Aim of the task: Read each line of the material and note whether it contains "olur". Give the number of such lines and nothing else.

Segment Start: Exercise material

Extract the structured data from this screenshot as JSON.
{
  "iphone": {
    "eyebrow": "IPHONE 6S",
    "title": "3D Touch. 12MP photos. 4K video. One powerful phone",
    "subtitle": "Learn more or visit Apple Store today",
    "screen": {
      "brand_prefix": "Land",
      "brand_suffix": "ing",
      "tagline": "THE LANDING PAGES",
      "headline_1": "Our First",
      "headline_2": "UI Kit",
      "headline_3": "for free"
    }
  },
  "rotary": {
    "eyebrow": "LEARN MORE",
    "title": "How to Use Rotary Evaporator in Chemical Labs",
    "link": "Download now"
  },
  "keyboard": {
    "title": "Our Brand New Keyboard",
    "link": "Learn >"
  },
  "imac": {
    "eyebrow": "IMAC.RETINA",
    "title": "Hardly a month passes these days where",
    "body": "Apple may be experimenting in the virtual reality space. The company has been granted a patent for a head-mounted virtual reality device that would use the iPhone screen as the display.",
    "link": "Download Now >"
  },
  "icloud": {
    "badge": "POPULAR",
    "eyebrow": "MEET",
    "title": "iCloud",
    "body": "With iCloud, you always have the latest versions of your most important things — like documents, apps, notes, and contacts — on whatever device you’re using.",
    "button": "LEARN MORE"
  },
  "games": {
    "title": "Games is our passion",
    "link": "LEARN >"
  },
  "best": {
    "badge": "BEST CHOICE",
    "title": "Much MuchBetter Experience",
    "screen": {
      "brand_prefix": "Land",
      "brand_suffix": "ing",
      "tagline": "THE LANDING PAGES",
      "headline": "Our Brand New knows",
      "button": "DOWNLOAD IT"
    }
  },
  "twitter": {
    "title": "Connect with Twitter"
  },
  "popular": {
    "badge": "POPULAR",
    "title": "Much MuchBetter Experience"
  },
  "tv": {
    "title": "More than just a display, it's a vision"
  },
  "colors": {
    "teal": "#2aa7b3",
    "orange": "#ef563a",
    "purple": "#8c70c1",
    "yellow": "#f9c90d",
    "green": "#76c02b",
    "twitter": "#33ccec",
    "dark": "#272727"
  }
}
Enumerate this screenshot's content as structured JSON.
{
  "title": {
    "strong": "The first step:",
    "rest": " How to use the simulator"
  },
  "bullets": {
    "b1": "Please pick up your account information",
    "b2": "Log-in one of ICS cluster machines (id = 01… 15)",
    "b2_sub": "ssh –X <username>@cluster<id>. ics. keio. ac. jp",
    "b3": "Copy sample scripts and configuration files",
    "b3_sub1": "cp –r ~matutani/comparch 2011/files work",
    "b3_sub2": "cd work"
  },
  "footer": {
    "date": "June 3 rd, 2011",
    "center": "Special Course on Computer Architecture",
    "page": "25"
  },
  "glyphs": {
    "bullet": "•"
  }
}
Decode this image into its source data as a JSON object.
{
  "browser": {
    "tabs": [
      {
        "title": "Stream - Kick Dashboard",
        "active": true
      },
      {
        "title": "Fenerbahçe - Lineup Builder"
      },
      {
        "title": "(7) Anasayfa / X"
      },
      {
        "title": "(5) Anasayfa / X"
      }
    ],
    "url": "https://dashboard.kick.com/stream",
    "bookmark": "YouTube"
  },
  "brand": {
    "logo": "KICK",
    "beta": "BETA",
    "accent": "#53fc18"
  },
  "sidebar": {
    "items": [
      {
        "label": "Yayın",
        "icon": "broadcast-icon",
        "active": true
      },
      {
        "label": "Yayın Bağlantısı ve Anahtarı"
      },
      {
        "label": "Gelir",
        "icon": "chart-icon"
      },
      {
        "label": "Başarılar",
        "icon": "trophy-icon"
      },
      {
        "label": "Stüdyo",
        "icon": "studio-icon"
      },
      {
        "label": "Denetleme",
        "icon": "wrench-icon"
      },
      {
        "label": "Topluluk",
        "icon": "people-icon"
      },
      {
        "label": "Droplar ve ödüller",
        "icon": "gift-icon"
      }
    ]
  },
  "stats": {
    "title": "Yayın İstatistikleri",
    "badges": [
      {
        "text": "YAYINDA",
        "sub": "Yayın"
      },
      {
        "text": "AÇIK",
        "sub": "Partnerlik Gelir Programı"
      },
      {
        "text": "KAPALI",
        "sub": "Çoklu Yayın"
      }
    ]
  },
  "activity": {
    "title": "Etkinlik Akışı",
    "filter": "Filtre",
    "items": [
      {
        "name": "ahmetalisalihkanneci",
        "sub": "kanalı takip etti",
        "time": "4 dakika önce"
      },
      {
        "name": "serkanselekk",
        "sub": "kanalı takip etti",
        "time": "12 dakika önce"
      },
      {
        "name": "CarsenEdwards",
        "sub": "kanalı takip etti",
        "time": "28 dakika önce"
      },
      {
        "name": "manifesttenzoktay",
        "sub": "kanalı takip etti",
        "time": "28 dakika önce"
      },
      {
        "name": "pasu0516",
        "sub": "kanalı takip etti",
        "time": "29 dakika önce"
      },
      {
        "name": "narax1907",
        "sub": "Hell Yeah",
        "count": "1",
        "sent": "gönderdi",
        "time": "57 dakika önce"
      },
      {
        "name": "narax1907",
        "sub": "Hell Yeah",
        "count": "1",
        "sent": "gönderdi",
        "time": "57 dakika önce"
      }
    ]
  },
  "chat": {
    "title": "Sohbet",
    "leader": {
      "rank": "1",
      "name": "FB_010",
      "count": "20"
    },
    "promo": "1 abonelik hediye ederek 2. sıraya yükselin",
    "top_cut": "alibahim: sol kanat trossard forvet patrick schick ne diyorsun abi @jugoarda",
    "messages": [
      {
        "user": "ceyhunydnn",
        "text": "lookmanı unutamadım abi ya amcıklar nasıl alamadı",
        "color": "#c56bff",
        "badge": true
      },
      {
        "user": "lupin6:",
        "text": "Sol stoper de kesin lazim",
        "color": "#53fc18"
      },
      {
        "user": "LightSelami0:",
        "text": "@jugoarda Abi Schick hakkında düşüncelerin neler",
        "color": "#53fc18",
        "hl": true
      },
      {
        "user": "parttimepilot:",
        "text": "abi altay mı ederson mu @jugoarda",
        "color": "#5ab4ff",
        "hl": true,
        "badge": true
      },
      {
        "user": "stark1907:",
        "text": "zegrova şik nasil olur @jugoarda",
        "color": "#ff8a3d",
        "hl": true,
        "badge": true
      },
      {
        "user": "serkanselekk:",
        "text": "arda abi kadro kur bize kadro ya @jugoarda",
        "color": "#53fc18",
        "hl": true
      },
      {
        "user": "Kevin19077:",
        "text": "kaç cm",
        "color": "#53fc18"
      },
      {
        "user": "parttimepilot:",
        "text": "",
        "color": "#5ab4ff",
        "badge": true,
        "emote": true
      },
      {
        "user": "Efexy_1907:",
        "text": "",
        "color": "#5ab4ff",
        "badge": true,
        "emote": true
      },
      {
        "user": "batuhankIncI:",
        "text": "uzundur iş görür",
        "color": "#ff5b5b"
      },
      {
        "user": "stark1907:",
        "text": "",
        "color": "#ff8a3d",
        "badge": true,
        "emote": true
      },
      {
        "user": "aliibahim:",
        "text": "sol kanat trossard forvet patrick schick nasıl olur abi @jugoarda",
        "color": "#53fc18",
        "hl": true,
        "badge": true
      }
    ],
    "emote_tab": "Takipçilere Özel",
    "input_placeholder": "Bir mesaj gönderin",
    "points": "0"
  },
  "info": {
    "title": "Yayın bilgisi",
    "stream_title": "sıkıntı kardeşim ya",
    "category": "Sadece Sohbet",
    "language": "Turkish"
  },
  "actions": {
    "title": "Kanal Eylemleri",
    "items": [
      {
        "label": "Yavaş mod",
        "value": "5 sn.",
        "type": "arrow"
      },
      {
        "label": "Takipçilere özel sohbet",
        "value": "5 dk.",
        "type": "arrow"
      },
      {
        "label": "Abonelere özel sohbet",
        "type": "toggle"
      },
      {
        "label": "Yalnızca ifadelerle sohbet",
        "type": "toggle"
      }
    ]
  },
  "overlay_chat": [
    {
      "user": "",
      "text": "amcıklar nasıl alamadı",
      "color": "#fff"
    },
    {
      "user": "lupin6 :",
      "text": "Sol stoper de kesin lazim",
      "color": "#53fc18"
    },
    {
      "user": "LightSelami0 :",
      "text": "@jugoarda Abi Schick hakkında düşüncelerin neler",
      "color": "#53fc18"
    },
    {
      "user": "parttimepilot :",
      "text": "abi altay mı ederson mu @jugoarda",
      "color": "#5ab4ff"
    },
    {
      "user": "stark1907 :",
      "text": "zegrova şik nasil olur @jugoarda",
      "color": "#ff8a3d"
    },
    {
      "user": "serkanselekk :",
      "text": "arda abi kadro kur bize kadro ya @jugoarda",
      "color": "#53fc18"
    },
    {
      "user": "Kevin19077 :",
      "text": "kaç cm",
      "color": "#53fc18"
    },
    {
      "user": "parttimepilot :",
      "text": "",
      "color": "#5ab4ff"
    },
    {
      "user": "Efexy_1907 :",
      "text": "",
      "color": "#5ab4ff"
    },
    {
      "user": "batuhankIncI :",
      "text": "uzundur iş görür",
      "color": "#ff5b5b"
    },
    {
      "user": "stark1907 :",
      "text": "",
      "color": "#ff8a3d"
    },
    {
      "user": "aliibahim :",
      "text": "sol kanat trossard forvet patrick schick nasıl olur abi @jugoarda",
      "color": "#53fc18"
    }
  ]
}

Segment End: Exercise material

Your solution: 4